*** DATASET RECORDS ***

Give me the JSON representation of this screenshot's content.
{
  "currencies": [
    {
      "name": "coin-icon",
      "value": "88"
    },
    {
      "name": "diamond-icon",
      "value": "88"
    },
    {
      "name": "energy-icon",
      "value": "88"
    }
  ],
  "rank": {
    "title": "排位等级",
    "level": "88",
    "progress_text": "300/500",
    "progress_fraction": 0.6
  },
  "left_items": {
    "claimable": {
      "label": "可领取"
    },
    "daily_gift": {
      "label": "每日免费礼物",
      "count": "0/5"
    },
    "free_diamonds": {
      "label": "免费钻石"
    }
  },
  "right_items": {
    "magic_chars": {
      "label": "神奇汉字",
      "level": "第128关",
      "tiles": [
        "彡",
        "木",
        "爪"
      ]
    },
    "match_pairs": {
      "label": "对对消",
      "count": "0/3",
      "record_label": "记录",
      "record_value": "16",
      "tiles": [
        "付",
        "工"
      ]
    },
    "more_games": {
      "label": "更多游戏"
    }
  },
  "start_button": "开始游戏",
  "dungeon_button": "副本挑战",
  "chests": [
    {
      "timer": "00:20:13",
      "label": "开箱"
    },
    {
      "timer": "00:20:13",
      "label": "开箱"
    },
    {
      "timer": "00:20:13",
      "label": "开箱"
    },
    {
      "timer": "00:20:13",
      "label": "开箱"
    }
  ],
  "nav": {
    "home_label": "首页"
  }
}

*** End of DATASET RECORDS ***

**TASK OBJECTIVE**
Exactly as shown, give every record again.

**TASK OUTPUT**
Give me the JSON representation of this screenshot's content.
{
  "currencies": [
    {
      "name": "coin-icon",
      "value": "88"
    },
    {
      "name": "diamond-icon",
      "value": "88"
    },
    {
      "name": "energy-icon",
      "value": "88"
    }
  ],
  "rank": {
    "title": "排位等级",
    "level": "88",
    "progress_text": "300/500",
    "progress_fraction": 0.6
  },
  "left_items": {
    "claimable": {
      "label": "可领取"
    },
    "daily_gift": {
      "label": "每日免费礼物",
      "count": "0/5"
    },
    "free_diamonds": {
      "label": "免费钻石"
    }
  },
  "right_items": {
    "magic_chars": {
      "label": "神奇汉字",
      "level": "第128关",
      "tiles": [
        "彡",
        "木",
        "爪"
      ]
    },
    "match_pairs": {
      "label": "对对消",
      "count": "0/3",
      "record_label": "记录",
      "record_value": "16",
      "tiles": [
        "付",
        "工"
      ]
    },
    "more_games": {
      "label": "更多游戏"
    }
  },
  "start_button": "开始游戏",
  "dungeon_button": "副本挑战",
  "chests": [
    {
      "timer": "00:20:13",
      "label": "开箱"
    },
    {
      "timer": "00:20:13",
      "label": "开箱"
    },
    {
      "timer": "00:20:13",
      "label": "开箱"
    },
    {
      "timer": "00:20:13",
      "label": "开箱"
    }
  ],
  "nav": {
    "home_label": "首页"
  }
}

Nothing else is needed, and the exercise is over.